**What the exercise asks:** Retype all of the lines below with no changes.

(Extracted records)
────

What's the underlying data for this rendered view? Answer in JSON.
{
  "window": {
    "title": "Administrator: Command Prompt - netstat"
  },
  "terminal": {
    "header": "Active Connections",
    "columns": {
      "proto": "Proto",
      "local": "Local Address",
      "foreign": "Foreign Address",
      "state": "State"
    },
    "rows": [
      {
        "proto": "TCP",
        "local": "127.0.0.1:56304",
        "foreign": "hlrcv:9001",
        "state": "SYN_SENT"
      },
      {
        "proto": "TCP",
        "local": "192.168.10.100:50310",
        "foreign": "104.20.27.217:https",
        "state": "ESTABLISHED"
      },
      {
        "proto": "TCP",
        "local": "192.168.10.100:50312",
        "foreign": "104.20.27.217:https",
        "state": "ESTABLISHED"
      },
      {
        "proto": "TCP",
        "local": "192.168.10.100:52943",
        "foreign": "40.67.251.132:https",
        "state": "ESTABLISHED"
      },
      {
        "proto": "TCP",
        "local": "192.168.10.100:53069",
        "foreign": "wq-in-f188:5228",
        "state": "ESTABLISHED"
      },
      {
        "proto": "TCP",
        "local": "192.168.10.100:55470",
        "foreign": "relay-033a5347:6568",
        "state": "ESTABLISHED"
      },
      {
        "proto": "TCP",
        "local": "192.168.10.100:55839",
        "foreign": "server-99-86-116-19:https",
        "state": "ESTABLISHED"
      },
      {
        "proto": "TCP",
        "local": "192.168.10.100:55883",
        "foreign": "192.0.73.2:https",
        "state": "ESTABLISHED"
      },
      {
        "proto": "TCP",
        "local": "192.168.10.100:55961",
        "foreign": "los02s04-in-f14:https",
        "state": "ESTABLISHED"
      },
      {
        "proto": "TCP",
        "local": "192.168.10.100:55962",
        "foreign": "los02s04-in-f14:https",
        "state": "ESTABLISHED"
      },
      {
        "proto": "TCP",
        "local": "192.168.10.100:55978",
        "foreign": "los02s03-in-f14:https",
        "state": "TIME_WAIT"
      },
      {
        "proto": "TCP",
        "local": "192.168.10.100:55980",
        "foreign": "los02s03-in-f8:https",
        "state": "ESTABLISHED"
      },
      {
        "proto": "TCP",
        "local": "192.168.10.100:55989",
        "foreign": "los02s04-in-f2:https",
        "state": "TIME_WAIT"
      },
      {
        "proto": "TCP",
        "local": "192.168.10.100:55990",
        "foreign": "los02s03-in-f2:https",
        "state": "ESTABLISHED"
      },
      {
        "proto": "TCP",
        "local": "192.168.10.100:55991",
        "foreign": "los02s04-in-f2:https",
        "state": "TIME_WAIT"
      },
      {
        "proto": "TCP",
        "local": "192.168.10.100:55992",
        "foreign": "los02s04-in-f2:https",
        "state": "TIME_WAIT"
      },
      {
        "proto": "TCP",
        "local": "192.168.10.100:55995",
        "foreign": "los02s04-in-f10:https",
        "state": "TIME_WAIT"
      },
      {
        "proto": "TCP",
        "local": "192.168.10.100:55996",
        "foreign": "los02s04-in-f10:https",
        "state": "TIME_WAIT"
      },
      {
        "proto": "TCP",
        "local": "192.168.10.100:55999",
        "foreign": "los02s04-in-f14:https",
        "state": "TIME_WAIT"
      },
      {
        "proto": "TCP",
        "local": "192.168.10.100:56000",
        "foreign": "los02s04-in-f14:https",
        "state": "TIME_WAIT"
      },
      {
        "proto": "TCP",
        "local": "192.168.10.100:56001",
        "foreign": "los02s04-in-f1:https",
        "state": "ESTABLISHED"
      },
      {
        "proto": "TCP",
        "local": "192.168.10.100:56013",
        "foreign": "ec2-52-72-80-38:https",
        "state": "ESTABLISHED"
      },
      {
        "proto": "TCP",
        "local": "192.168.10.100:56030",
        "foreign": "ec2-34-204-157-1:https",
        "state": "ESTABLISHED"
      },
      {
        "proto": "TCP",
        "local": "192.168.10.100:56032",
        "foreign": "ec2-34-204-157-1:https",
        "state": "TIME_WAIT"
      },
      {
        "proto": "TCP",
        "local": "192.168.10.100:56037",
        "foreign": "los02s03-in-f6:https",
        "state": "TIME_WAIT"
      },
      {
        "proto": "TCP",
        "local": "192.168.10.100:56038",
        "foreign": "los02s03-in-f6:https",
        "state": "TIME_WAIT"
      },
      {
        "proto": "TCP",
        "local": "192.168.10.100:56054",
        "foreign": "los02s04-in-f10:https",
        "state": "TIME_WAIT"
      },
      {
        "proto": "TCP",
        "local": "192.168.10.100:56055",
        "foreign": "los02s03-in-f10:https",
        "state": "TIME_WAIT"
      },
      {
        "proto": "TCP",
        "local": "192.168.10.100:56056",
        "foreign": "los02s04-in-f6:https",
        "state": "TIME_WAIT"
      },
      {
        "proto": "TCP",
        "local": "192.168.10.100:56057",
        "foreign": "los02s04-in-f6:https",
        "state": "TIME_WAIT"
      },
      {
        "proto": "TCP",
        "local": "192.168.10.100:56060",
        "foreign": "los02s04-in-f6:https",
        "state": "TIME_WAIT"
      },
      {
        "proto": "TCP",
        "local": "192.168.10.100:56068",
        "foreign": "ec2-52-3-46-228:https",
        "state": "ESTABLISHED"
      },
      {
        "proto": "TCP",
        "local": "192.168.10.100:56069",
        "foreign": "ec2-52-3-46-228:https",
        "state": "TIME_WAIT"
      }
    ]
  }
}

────

**Solution below:**
What's the underlying data for this rendered view? Answer in JSON.
{
  "window": {
    "title": "Administrator: Command Prompt - netstat"
  },
  "terminal": {
    "header": "Active Connections",
    "columns": {
      "proto": "Proto",
      "local": "Local Address",
      "foreign": "Foreign Address",
      "state": "State"
    },
    "rows": [
      {
        "proto": "TCP",
        "local": "127.0.0.1:56304",
        "foreign": "hlrcv:9001",
        "state": "SYN_SENT"
      },
      {
        "proto": "TCP",
        "local": "192.168.10.100:50310",
        "foreign": "104.20.27.217:https",
        "state": "ESTABLISHED"
      },
      {
        "proto": "TCP",
        "local": "192.168.10.100:50312",
        "foreign": "104.20.27.217:https",
        "state": "ESTABLISHED"
      },
      {
        "proto": "TCP",
        "local": "192.168.10.100:52943",
        "foreign": "40.67.251.132:https",
        "state": "ESTABLISHED"
      },
      {
        "proto": "TCP",
        "local": "192.168.10.100:53069",
        "foreign": "wq-in-f188:5228",
        "state": "ESTABLISHED"
      },
      {
        "proto": "TCP",
        "local": "192.168.10.100:55470",
        "foreign": "relay-033a5347:6568",
        "state": "ESTABLISHED"
      },
      {
        "proto": "TCP",
        "local": "192.168.10.100:55839",
        "foreign": "server-99-86-116-19:https",
        "state": "ESTABLISHED"
      },
      {
        "proto": "TCP",
        "local": "192.168.10.100:55883",
        "foreign": "192.0.73.2:https",
        "state": "ESTABLISHED"
      },
      {
        "proto": "TCP",
        "local": "192.168.10.100:55961",
        "foreign": "los02s04-in-f14:https",
        "state": "ESTABLISHED"
      },
      {
        "proto": "TCP",
        "local": "192.168.10.100:55962",
        "foreign": "los02s04-in-f14:https",
        "state": "ESTABLISHED"
      },
      {
        "proto": "TCP",
        "local": "192.168.10.100:55978",
        "foreign": "los02s03-in-f14:https",
        "state": "TIME_WAIT"
      },
      {
        "proto": "TCP",
        "local": "192.168.10.100:55980",
        "foreign": "los02s03-in-f8:https",
        "state": "ESTABLISHED"
      },
      {
        "proto": "TCP",
        "local": "192.168.10.100:55989",
        "foreign": "los02s04-in-f2:https",
        "state": "TIME_WAIT"
      },
      {
        "proto": "TCP",
        "local": "192.168.10.100:55990",
        "foreign": "los02s03-in-f2:https",
        "state": "ESTABLISHED"
      },
      {
        "proto": "TCP",
        "local": "192.168.10.100:55991",
        "foreign": "los02s04-in-f2:https",
        "state": "TIME_WAIT"
      },
      {
        "proto": "TCP",
        "local": "192.168.10.100:55992",
        "foreign": "los02s04-in-f2:https",
        "state": "TIME_WAIT"
      },
      {
        "proto": "TCP",
        "local": "192.168.10.100:55995",
        "foreign": "los02s04-in-f10:https",
        "state": "TIME_WAIT"
      },
      {
        "proto": "TCP",
        "local": "192.168.10.100:55996",
        "foreign": "los02s04-in-f10:https",
        "state": "TIME_WAIT"
      },
      {
        "proto": "TCP",
        "local": "192.168.10.100:55999",
        "foreign": "los02s04-in-f14:https",
        "state": "TIME_WAIT"
      },
      {
        "proto": "TCP",
        "local": "192.168.10.100:56000",
        "foreign": "los02s04-in-f14:https",
        "state": "TIME_WAIT"
      },
      {
        "proto": "TCP",
        "local": "192.168.10.100:56001",
        "foreign": "los02s04-in-f1:https",
        "state": "ESTABLISHED"
      },
      {
        "proto": "TCP",
        "local": "192.168.10.100:56013",
        "foreign": "ec2-52-72-80-38:https",
        "state": "ESTABLISHED"
      },
      {
        "proto": "TCP",
        "local": "192.168.10.100:56030",
        "foreign": "ec2-34-204-157-1:https",
        "state": "ESTABLISHED"
      },
      {
        "proto": "TCP",
        "local": "192.168.10.100:56032",
        "foreign": "ec2-34-204-157-1:https",
        "state": "TIME_WAIT"
      },
      {
        "proto": "TCP",
        "local": "192.168.10.100:56037",
        "foreign": "los02s03-in-f6:https",
        "state": "TIME_WAIT"
      },
      {
        "proto": "TCP",
        "local": "192.168.10.100:56038",
        "foreign": "los02s03-in-f6:https",
        "state": "TIME_WAIT"
      },
      {
        "proto": "TCP",
        "local": "192.168.10.100:56054",
        "foreign": "los02s04-in-f10:https",
        "state": "TIME_WAIT"
      },
      {
        "proto": "TCP",
        "local": "192.168.10.100:56055",
        "foreign": "los02s03-in-f10:https",
        "state": "TIME_WAIT"
      },
      {
        "proto": "TCP",
        "local": "192.168.10.100:56056",
        "foreign": "los02s04-in-f6:https",
        "state": "TIME_WAIT"
      },
      {
        "proto": "TCP",
        "local": "192.168.10.100:56057",
        "foreign": "los02s04-in-f6:https",
        "state": "TIME_WAIT"
      },
      {
        "proto": "TCP",
        "local": "192.168.10.100:56060",
        "foreign": "los02s04-in-f6:https",
        "state": "TIME_WAIT"
      },
      {
        "proto": "TCP",
        "local": "192.168.10.100:56068",
        "foreign": "ec2-52-3-46-228:https",
        "state": "ESTABLISHED"
      },
      {
        "proto": "TCP",
        "local": "192.168.10.100:56069",
        "foreign": "ec2-52-3-46-228:https",
        "state": "TIME_WAIT"
      }
    ]
  }
}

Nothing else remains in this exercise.